* _Exercise description_
Can you quote the records below in full, word for word?

Records from a data collection:

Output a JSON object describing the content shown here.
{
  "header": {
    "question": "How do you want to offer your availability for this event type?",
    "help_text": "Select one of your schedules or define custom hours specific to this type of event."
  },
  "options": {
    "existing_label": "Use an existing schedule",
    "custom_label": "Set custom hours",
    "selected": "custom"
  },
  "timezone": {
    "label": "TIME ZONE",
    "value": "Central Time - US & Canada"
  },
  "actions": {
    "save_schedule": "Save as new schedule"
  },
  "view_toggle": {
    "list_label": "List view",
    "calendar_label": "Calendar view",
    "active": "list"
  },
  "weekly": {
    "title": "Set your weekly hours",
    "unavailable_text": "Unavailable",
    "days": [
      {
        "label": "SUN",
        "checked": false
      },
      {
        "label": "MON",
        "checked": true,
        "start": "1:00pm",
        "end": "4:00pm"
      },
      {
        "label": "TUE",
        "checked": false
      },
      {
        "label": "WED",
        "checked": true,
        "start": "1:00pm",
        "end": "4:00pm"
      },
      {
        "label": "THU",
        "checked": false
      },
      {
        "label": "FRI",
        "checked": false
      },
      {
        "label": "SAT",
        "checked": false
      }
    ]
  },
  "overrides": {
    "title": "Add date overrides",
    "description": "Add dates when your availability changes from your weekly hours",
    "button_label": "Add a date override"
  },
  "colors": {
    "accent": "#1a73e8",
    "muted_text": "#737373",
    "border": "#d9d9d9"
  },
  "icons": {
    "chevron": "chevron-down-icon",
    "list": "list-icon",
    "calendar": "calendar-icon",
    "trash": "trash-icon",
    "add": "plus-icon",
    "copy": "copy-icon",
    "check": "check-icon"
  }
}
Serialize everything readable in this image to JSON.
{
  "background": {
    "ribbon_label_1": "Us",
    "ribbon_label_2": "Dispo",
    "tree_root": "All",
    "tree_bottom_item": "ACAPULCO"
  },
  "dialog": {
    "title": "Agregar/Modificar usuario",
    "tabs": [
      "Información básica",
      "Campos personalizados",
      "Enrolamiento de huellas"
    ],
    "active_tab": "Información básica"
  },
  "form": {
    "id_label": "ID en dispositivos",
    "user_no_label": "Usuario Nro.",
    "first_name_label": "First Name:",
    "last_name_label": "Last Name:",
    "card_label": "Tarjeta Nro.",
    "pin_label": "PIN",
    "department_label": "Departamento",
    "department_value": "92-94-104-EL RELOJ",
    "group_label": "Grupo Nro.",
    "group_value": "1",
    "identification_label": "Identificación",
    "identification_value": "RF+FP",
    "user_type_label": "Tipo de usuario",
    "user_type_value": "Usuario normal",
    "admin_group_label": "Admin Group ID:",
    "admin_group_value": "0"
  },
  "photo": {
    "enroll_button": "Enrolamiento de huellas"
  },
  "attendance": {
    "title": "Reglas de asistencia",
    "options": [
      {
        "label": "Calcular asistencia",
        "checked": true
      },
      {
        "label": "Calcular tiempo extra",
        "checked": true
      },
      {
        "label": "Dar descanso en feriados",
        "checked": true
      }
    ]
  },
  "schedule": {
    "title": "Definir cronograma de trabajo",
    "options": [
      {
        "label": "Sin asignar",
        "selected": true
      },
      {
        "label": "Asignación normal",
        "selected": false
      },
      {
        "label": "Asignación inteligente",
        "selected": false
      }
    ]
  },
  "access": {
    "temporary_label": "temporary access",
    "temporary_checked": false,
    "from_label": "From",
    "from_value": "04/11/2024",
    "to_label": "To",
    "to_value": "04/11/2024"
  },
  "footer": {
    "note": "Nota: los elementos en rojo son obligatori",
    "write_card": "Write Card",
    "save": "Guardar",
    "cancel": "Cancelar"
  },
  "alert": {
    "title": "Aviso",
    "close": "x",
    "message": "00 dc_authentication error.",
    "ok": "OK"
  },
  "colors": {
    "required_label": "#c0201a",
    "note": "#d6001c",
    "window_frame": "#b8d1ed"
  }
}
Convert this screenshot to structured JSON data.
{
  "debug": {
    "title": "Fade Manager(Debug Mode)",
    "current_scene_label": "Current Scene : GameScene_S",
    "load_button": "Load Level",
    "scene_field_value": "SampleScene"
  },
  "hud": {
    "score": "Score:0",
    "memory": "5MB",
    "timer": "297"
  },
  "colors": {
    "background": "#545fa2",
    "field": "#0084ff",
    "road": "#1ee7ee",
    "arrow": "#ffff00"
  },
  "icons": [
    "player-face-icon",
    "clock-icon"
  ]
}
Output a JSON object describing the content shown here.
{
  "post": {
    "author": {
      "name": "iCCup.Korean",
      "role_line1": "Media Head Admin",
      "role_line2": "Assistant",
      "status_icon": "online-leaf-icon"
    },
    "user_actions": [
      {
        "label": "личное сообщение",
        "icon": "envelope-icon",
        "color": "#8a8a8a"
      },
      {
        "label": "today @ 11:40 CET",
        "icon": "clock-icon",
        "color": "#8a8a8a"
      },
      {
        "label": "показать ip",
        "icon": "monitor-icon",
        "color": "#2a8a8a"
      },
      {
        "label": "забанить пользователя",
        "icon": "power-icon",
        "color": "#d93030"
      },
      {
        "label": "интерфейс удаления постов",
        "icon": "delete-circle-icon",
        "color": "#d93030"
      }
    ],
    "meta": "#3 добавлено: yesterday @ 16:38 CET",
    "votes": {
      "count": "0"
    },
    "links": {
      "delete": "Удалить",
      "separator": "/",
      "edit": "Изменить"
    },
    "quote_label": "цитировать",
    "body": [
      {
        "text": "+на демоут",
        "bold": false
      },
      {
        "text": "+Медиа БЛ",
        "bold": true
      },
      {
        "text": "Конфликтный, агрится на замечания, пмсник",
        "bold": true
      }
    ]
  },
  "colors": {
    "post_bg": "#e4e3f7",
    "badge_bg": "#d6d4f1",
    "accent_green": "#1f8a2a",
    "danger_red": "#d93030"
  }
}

* _Exercise solution_
Output a JSON object describing the content shown here.
{
  "header": {
    "question": "How do you want to offer your availability for this event type?",
    "help_text": "Select one of your schedules or define custom hours specific to this type of event."
  },
  "options": {
    "existing_label": "Use an existing schedule",
    "custom_label": "Set custom hours",
    "selected": "custom"
  },
  "timezone": {
    "label": "TIME ZONE",
    "value": "Central Time - US & Canada"
  },
  "actions": {
    "save_schedule": "Save as new schedule"
  },
  "view_toggle": {
    "list_label": "List view",
    "calendar_label": "Calendar view",
    "active": "list"
  },
  "weekly": {
    "title": "Set your weekly hours",
    "unavailable_text": "Unavailable",
    "days": [
      {
        "label": "SUN",
        "checked": false
      },
      {
        "label": "MON",
        "checked": true,
        "start": "1:00pm",
        "end": "4:00pm"
      },
      {
        "label": "TUE",
        "checked": false
      },
      {
        "label": "WED",
        "checked": true,
        "start": "1:00pm",
        "end": "4:00pm"
      },
      {
        "label": "THU",
        "checked": false
      },
      {
        "label": "FRI",
        "checked": false
      },
      {
        "label": "SAT",
        "checked": false
      }
    ]
  },
  "overrides": {
    "title": "Add date overrides",
    "description": "Add dates when your availability changes from your weekly hours",
    "button_label": "Add a date override"
  },
  "colors": {
    "accent": "#1a73e8",
    "muted_text": "#737373",
    "border": "#d9d9d9"
  },
  "icons": {
    "chevron": "chevron-down-icon",
    "list": "list-icon",
    "calendar": "calendar-icon",
    "trash": "trash-icon",
    "add": "plus-icon",
    "copy": "copy-icon",
    "check": "check-icon"
  }
}
Serialize everything readable in this image to JSON.
{
  "background": {
    "ribbon_label_1": "Us",
    "ribbon_label_2": "Dispo",
    "tree_root": "All",
    "tree_bottom_item": "ACAPULCO"
  },
  "dialog": {
    "title": "Agregar/Modificar usuario",
    "tabs": [
      "Información básica",
      "Campos personalizados",
      "Enrolamiento de huellas"
    ],
    "active_tab": "Información básica"
  },
  "form": {
    "id_label": "ID en dispositivos",
    "user_no_label": "Usuario Nro.",
    "first_name_label": "First Name:",
    "last_name_label": "Last Name:",
    "card_label": "Tarjeta Nro.",
    "pin_label": "PIN",
    "department_label": "Departamento",
    "department_value": "92-94-104-EL RELOJ",
    "group_label": "Grupo Nro.",
    "group_value": "1",
    "identification_label": "Identificación",
    "identification_value": "RF+FP",
    "user_type_label": "Tipo de usuario",
    "user_type_value": "Usuario normal",
    "admin_group_label": "Admin Group ID:",
    "admin_group_value": "0"
  },
  "photo": {
    "enroll_button": "Enrolamiento de huellas"
  },
  "attendance": {
    "title": "Reglas de asistencia",
    "options": [
      {
        "label": "Calcular asistencia",
        "checked": true
      },
      {
        "label": "Calcular tiempo extra",
        "checked": true
      },
      {
        "label": "Dar descanso en feriados",
        "checked": true
      }
    ]
  },
  "schedule": {
    "title": "Definir cronograma de trabajo",
    "options": [
      {
        "label": "Sin asignar",
        "selected": true
      },
      {
        "label": "Asignación normal",
        "selected": false
      },
      {
        "label": "Asignación inteligente",
        "selected": false
      }
    ]
  },
  "access": {
    "temporary_label": "temporary access",
    "temporary_checked": false,
    "from_label": "From",
    "from_value": "04/11/2024",
    "to_label": "To",
    "to_value": "04/11/2024"
  },
  "footer": {
    "note": "Nota: los elementos en rojo son obligatori",
    "write_card": "Write Card",
    "save": "Guardar",
    "cancel": "Cancelar"
  },
  "alert": {
    "title": "Aviso",
    "close": "x",
    "message": "00 dc_authentication error.",
    "ok": "OK"
  },
  "colors": {
    "required_label": "#c0201a",
    "note": "#d6001c",
    "window_frame": "#b8d1ed"
  }
}
Convert this screenshot to structured JSON data.
{
  "debug": {
    "title": "Fade Manager(Debug Mode)",
    "current_scene_label": "Current Scene : GameScene_S",
    "load_button": "Load Level",
    "scene_field_value": "SampleScene"
  },
  "hud": {
    "score": "Score:0",
    "memory": "5MB",
    "timer": "297"
  },
  "colors": {
    "background": "#545fa2",
    "field": "#0084ff",
    "road": "#1ee7ee",
    "arrow": "#ffff00"
  },
  "icons": [
    "player-face-icon",
    "clock-icon"
  ]
}
Output a JSON object describing the content shown here.
{
  "post": {
    "author": {
      "name": "iCCup.Korean",
      "role_line1": "Media Head Admin",
      "role_line2": "Assistant",
      "status_icon": "online-leaf-icon"
    },
    "user_actions": [
      {
        "label": "личное сообщение",
        "icon": "envelope-icon",
        "color": "#8a8a8a"
      },
      {
        "label": "today @ 11:40 CET",
        "icon": "clock-icon",
        "color": "#8a8a8a"
      },
      {
        "label": "показать ip",
        "icon": "monitor-icon",
        "color": "#2a8a8a"
      },
      {
        "label": "забанить пользователя",
        "icon": "power-icon",
        "color": "#d93030"
      },
      {
        "label": "интерфейс удаления постов",
        "icon": "delete-circle-icon",
        "color": "#d93030"
      }
    ],
    "meta": "#3 добавлено: yesterday @ 16:38 CET",
    "votes": {
      "count": "0"
    },
    "links": {
      "delete": "Удалить",
      "separator": "/",
      "edit": "Изменить"
    },
    "quote_label": "цитировать",
    "body": [
      {
        "text": "+на демоут",
        "bold": false
      },
      {
        "text": "+Медиа БЛ",
        "bold": true
      },
      {
        "text": "Конфликтный, агрится на замечания, пмсник",
        "bold": true
      }
    ]
  },
  "colors": {
    "post_bg": "#e4e3f7",
    "badge_bg": "#d6d4f1",
    "accent_green": "#1f8a2a",
    "danger_red": "#d93030"
  }
}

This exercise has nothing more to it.